Causal Discovery under Latent Class Confounding


An acyclic causal structure can be described using a directed acyclic graph (DAG) with arrows indicating causation. The task of learning this structure from data is known as “causal discovery.” Diverse populations or changing environments can sometimes give rise to heterogeneous data. This heterogeneity can be thought of as a mixture model with multiple “sources,” each exerting their own distinct signature on the observed variables. From this perspective, the source is a latent common cause for every observed variable. While some methods for causal discovery are able to work around unobserved confounding in special cases, the only known ways to deal with a global confounder (such as a latent class) involve parametric assumptions. Focusing on discrete observables, we demonstrate that globally confounded causal structures can still be identifiable without parametric assumptions, so long as the number of latent classes remains small relative to the size and sparsity of the underlying DAG.

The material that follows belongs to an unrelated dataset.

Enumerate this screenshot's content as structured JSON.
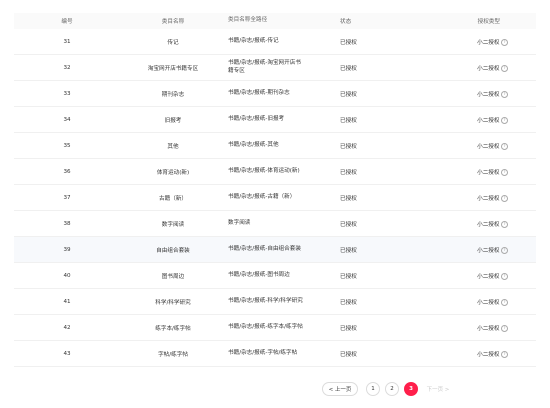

Bijan Mazaheri
Bijan Mazaheri
Postdoctoral Associate

My interests include mixture models, high level data fusion, and stability to distribution shift - usually through the lense of causality.